Update: This article was originally published for the Houston Chronicle on June 10, 2015.
Be like Mike. The original and greatest mimetic. You can also be like Michael Jordan. Nobody ever said Be like Magic or Be like Malone. It was always about Jordan. Here’s the problem with mimetic techniques. Beneath the feel-good aspirational comparison is a whole lot of hollowness, an empty void where actual value and quality should be, masked by a marketing-friendly image.
Be like Silicon Valley. In the past few days, I’ve witnessed this debate pick up again, about Houston’s constant struggle to compare itself to Silicon Valley. There’s constant desire to frame our challenges and problems in terms of “why aren’t we more like SV?” And, after some thought, all I can ask is “Why?” Why do we settle for mimetics when there’s plenty of quality and talent to stand on its own? You can’t want to be unique AND want to be like Silicon Valley. There’s no having the cake and eating it too.
The announcement made me giddy: As of September 18, Houston has an open data policy. Most of the city’s data will become public, allowing any resident access to terabytes of information that can be used to improve the city’s quality of life. At data.ohouston.org, the city has already posted 162 city datasets – data on everything from hurricane risk areas to registered city lobbyists to crime stats.
The Bayou Startup Showcase, held Thursday at Rice University’s Jones Graduate School of Business, peered into the present and future of entrepreneurship in the nation’s fourth largest city.
The showcase is a collaboration between OwlSpark and Red Labs, the accelerator programs at Rice and the University of Houston, respectively. Teams from each school — made up of undergraduates, graduate students, alumni, even faculty members — pitched startup ideas to the Houston community after three months of rigorous business development.
As you can see, I spend a bunch of MY time sleeping.
I’m a college student. The one thing all college students want is more time. To be fair, that’s what most people want. So how do all of us spend our time?

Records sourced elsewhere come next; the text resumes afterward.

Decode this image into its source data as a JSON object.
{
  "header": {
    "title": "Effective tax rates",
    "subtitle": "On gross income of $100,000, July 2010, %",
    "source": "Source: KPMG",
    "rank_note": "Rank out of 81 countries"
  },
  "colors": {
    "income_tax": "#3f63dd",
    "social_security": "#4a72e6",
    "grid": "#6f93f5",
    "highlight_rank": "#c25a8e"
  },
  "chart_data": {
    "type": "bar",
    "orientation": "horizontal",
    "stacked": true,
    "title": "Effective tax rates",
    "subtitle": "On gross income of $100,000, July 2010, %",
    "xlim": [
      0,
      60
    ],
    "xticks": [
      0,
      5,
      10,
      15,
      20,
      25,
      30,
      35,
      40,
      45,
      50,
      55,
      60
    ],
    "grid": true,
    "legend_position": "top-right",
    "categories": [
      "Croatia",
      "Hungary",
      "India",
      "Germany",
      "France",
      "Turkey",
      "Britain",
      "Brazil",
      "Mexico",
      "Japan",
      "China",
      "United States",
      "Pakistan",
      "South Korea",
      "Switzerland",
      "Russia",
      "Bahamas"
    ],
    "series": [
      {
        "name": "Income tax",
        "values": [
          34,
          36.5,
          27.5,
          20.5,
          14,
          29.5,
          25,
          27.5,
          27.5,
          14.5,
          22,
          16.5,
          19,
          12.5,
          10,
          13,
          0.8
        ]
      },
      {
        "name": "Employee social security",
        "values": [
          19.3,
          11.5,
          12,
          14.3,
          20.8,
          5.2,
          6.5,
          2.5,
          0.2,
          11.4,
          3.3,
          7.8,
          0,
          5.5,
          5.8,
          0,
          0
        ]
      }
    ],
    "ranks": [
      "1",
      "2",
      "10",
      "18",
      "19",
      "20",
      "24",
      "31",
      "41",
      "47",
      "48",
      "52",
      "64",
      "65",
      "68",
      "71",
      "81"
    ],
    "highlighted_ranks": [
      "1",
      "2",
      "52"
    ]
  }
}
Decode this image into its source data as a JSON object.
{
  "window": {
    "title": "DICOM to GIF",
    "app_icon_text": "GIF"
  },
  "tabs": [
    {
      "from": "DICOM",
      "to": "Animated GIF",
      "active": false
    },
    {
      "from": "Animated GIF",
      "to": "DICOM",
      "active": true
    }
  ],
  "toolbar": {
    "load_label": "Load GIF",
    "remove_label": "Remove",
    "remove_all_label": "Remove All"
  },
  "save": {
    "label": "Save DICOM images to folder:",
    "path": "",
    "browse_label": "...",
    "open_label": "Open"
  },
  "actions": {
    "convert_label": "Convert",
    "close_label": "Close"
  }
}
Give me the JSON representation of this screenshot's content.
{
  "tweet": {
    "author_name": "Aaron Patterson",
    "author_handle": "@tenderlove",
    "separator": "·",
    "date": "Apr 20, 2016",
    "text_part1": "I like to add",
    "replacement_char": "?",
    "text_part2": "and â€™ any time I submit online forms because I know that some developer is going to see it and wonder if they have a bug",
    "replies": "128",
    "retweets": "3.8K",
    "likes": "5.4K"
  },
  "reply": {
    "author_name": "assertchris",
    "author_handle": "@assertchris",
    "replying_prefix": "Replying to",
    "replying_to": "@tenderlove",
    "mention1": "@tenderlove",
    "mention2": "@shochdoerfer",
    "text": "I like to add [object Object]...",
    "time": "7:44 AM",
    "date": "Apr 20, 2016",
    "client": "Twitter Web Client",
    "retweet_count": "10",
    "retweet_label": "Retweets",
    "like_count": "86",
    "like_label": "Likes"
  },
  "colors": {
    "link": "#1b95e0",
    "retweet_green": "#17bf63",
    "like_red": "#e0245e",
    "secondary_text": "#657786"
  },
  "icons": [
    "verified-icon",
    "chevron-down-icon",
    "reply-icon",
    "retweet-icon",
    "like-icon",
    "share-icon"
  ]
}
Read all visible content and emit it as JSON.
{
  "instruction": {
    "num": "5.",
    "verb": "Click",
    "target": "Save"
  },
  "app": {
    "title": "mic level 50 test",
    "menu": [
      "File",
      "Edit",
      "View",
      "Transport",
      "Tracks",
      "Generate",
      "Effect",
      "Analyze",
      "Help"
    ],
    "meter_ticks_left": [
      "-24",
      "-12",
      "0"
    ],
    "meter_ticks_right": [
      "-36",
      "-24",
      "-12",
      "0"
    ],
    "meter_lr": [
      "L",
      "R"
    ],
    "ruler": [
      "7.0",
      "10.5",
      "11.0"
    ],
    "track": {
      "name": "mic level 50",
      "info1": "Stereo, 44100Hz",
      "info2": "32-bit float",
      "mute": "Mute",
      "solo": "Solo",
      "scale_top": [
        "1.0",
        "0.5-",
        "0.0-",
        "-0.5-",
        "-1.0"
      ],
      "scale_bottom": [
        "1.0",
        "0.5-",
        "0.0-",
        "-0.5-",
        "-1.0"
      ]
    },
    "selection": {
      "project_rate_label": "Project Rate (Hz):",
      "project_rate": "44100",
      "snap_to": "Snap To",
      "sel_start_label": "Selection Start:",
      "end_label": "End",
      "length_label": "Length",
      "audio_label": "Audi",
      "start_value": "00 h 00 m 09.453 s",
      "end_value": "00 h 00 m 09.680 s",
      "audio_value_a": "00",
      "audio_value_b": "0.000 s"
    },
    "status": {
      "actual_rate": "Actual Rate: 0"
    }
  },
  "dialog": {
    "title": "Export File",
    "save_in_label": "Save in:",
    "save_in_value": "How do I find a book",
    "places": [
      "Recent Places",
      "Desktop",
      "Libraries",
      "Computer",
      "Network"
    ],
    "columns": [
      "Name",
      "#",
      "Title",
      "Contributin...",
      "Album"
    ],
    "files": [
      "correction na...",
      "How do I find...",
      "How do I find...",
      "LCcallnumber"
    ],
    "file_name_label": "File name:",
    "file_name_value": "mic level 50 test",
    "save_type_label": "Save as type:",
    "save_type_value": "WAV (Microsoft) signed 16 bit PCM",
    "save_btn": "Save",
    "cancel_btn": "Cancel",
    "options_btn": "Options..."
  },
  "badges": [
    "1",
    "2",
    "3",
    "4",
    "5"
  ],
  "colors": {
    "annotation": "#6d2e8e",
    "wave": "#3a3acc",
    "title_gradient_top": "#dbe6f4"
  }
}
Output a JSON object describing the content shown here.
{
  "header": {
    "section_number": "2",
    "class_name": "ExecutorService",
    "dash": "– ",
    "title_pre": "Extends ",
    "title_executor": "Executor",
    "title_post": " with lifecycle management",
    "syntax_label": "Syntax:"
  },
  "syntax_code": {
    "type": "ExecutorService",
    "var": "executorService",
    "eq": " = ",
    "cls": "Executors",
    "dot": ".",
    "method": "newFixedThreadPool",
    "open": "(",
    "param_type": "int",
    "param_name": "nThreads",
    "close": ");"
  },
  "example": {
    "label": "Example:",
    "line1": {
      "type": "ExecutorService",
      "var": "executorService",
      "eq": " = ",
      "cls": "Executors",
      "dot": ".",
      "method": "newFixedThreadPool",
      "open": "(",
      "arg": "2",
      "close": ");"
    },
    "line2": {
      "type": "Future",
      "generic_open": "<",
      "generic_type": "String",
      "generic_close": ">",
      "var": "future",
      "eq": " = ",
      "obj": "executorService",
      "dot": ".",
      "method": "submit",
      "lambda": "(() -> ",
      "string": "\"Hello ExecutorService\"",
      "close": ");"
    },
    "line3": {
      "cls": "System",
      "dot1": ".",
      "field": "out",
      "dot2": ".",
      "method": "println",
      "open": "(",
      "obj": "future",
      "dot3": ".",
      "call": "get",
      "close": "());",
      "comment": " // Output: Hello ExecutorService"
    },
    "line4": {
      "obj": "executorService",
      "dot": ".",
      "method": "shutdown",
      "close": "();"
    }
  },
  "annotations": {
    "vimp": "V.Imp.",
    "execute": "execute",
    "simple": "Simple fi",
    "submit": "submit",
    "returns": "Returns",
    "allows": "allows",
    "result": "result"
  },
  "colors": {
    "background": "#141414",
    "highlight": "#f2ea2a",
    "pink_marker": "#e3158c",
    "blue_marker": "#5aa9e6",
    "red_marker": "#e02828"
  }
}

Thankfully, the Bureau of Labor Statistics recently released the results of their American Time Use 2013 survey (yes, I examine BLS stats for fun). A lot of cool information is in there, but the one that really caught my eye was the breakdown of time spent on primary activities.
Summer of 1992 in Barcelona, a collection of US basketball players touched down and set off an international firestorm. The Dream Team, perhaps the greatest collection of basketball talent ever assembled, rolled over their opponents as though they were playing against middle school students. But their victory wasn’t the important part so much as what followed.
Forbes recently published an article ranking America’s top 20 most creative cities. As with any rankings, context and criteria have to be taken into account. Usual suspects like Boston, San Francisco, and New Orleans were present in the top 20, but one city was amiss. The city that I reside in now, Houston, was nowhere to be found.
“Financing dreams, creating solutions.”
That was the motto of my firm during my foray into the mortgage-banking world. Our aim was not to simply sell a 30-year loan at a steadily rising interest rate, but rather to connect our clients to the means towards achieving the American Dream of owning their own house.
I entered the industry as a naïve teenager who thought doing business was only about selling products and making profits. How wrong I was.